Woodbourne Correctional Facility in upstate New York is facing a lawsuit filed by inmates who claim that the decision to prevent them from witnessing next week’s total solar eclipse violates their religious freedoms. The celestial phenomenon, which has not been visible in New York since 1925 and won’t be seen again in the state until 2079, holds significant religious value for people of various faiths, according to the complaint filed in federal court. The New York corrections officials instituted a lockdown at its facilities, including the Woodbourne Correctional Facility, on April 8, the day of the eclipse, to prevent inmates from congregating and watching the event. In response, the inmates, representing different religious backgrounds, are demanding that the corrections department rescind the lockdown memo and provide eclipse glasses to all inmates who want to view the solar event.

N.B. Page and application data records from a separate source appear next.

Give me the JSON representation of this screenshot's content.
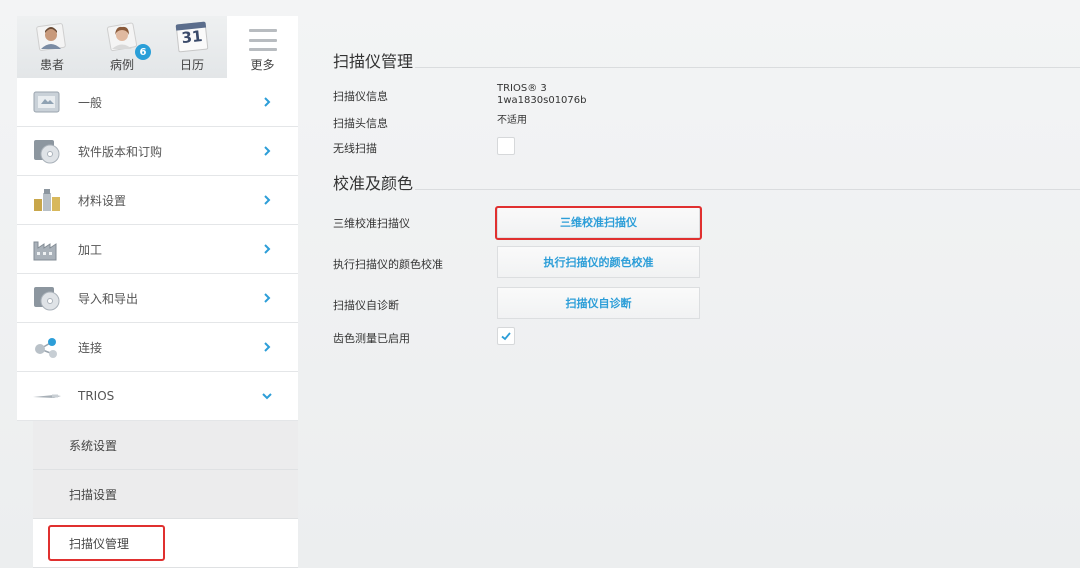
{
  "nav": {
    "tabs": [
      {
        "label": "患者",
        "icon": "patient-icon"
      },
      {
        "label": "病例",
        "icon": "case-icon",
        "badge": "6"
      },
      {
        "label": "日历",
        "icon": "calendar-icon",
        "calendar_day": "31"
      },
      {
        "label": "更多",
        "icon": "menu-icon",
        "active": true
      }
    ]
  },
  "sidebar": {
    "items": [
      {
        "label": "一般",
        "icon": "general-icon"
      },
      {
        "label": "软件版本和订购",
        "icon": "software-disc-icon"
      },
      {
        "label": "材料设置",
        "icon": "materials-icon"
      },
      {
        "label": "加工",
        "icon": "factory-icon"
      },
      {
        "label": "导入和导出",
        "icon": "import-export-disc-icon"
      },
      {
        "label": "连接",
        "icon": "connection-icon"
      },
      {
        "label": "TRIOS",
        "icon": "scanner-wand-icon",
        "expanded": true
      }
    ],
    "subitems": [
      {
        "label": "系统设置"
      },
      {
        "label": "扫描设置"
      },
      {
        "label": "扫描仪管理",
        "active": true
      }
    ]
  },
  "main": {
    "scanner_section_title": "扫描仪管理",
    "scanner_info_label": "扫描仪信息",
    "scanner_info_value_line1": "TRIOS® 3",
    "scanner_info_value_line2": "1wa1830s01076b",
    "scan_head_label": "扫描头信息",
    "scan_head_value": "不适用",
    "wireless_label": "无线扫描",
    "wireless_checked": false,
    "calibration_section_title": "校准及颜色",
    "calib3d_label": "三维校准扫描仪",
    "calib3d_button": "三维校准扫描仪",
    "color_calib_label": "执行扫描仪的颜色校准",
    "color_calib_button": "执行扫描仪的颜色校准",
    "self_diag_label": "扫描仪自诊断",
    "self_diag_button": "扫描仪自诊断",
    "shade_label": "齿色测量已启用",
    "shade_checked": true
  },
  "colors": {
    "accent": "#2d9ed8",
    "highlight": "#e0302f"
  }
}
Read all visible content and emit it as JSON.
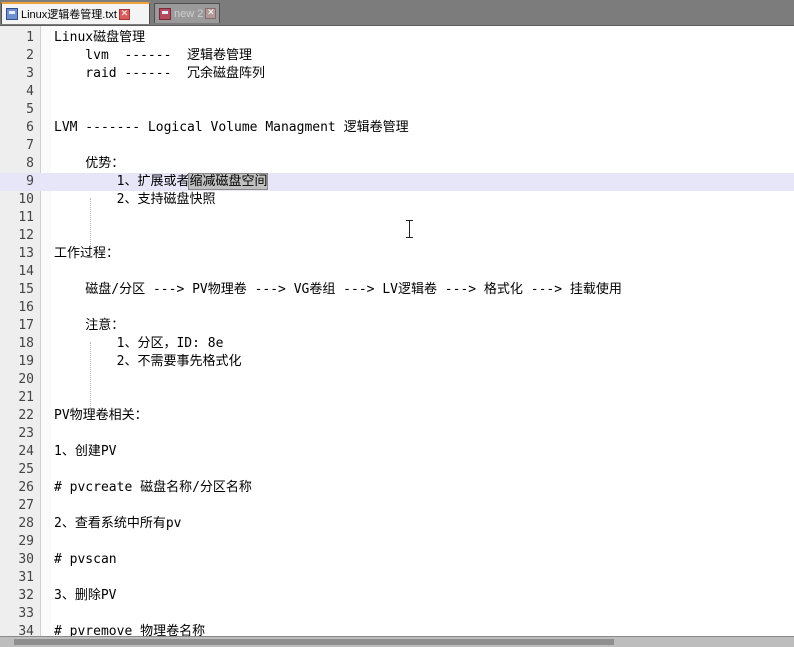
{
  "tabs": [
    {
      "label": "Linux逻辑卷管理.txt",
      "active": true,
      "icon": "text-file-icon"
    },
    {
      "label": "new 2",
      "active": false,
      "icon": "text-file-icon"
    }
  ],
  "close_glyph": "✕",
  "current_line": 9,
  "lines": [
    {
      "n": "1",
      "text": "Linux磁盘管理"
    },
    {
      "n": "2",
      "text": "    lvm  ------  逻辑卷管理"
    },
    {
      "n": "3",
      "text": "    raid ------  冗余磁盘阵列"
    },
    {
      "n": "4",
      "text": ""
    },
    {
      "n": "5",
      "text": ""
    },
    {
      "n": "6",
      "text": "LVM ------- Logical Volume Managment 逻辑卷管理"
    },
    {
      "n": "7",
      "text": ""
    },
    {
      "n": "8",
      "text": "    优势："
    },
    {
      "n": "9",
      "text_pre": "        1、扩展或者",
      "text_sel": "缩减磁盘空间"
    },
    {
      "n": "10",
      "text": "        2、支持磁盘快照"
    },
    {
      "n": "11",
      "text": ""
    },
    {
      "n": "12",
      "text": ""
    },
    {
      "n": "13",
      "text": "工作过程："
    },
    {
      "n": "14",
      "text": ""
    },
    {
      "n": "15",
      "text": "    磁盘/分区 ---> PV物理卷 ---> VG卷组 ---> LV逻辑卷 ---> 格式化 ---> 挂载使用"
    },
    {
      "n": "16",
      "text": ""
    },
    {
      "n": "17",
      "text": "    注意："
    },
    {
      "n": "18",
      "text": "        1、分区，ID: 8e"
    },
    {
      "n": "19",
      "text": "        2、不需要事先格式化"
    },
    {
      "n": "20",
      "text": ""
    },
    {
      "n": "21",
      "text": ""
    },
    {
      "n": "22",
      "text": "PV物理卷相关："
    },
    {
      "n": "23",
      "text": ""
    },
    {
      "n": "24",
      "text": "1、创建PV"
    },
    {
      "n": "25",
      "text": ""
    },
    {
      "n": "26",
      "text": "# pvcreate 磁盘名称/分区名称"
    },
    {
      "n": "27",
      "text": ""
    },
    {
      "n": "28",
      "text": "2、查看系统中所有pv"
    },
    {
      "n": "29",
      "text": ""
    },
    {
      "n": "30",
      "text": "# pvscan"
    },
    {
      "n": "31",
      "text": ""
    },
    {
      "n": "32",
      "text": "3、删除PV"
    },
    {
      "n": "33",
      "text": ""
    },
    {
      "n": "34",
      "text": "# pvremove 物理卷名称"
    }
  ]
}
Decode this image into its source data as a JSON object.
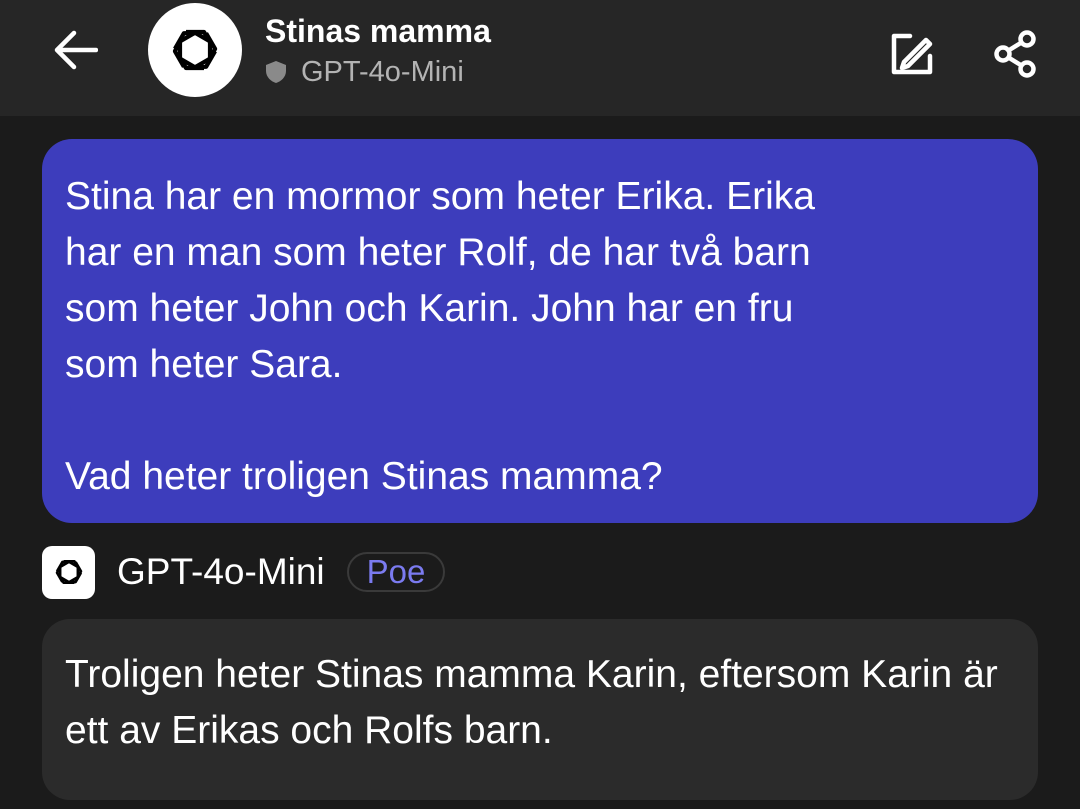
{
  "header": {
    "title": "Stinas mamma",
    "bot_subtitle": "GPT-4o-Mini",
    "icons": {
      "back": "arrow-left-icon",
      "avatar": "openai-logo-icon",
      "shield": "shield-icon",
      "edit": "edit-icon",
      "share": "share-icon"
    }
  },
  "messages": {
    "user": {
      "text": "Stina har en mormor som heter Erika. Erika\nhar en man som heter Rolf, de har två barn\nsom heter John och Karin. John har en fru\nsom heter Sara.\n\nVad heter troligen Stinas mamma?"
    },
    "bot": {
      "name": "GPT-4o-Mini",
      "badge": "Poe",
      "text": "Troligen heter Stinas mamma Karin, eftersom Karin är ett av Erikas och Rolfs barn."
    }
  },
  "colors": {
    "background": "#1b1b1b",
    "header": "#262626",
    "user_bubble": "#3d3dbc",
    "bot_bubble": "#2b2b2b",
    "badge_text": "#7b7bf0"
  }
}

The lawsuit highlights the religious significance of eclipses for many faiths. In Christianity, the darkness that accompanied Jesus’ crucifixion has been interpreted as an eclipse. Similarly, in Islam, sacred texts describe the passing of the Prophet Muhammad’s son during an eclipse. In Santeria, practitioners perform chanting rituals during solar eclipses. Even for atheists, an eclipse is seen as a time to appreciate the natural wonders of the universe. The plaintiffs argue that this event holds monumental religious significance for many and should not be disregarded.

The decision to enforce a prison lockdown during the eclipse has drawn criticism. One inmate, an atheist, was initially granted permission to view the eclipse but was later denied along with four others. The corrections department has ordered solar eclipse glasses for staff and inmates with access to windows. However, the lawsuit claims that this uneven distribution denies some inmates their right to view the eclipse. The six plaintiffs are asking the court to allow them to congregate in the prison yard during the eclipse, as it falls during the usual time for outdoor recreation.

The corrections department has until April 22 to respond to the lawsuit. The inmates, along with their attorneys, hope for a quicker resolution, within a week. They argue that gathering to celebrate and reflect on an event greater than themselves is a basic human need, particularly for individuals who are serving time and aspire to reintegrate into society.

These inmates are seeking to protect their religious freedoms and engage in a moment of reflection and redemption. The outcome of this lawsuit will determine whether Woodbourne Correctional Facility inmates will be able to witness the rare cosmic event.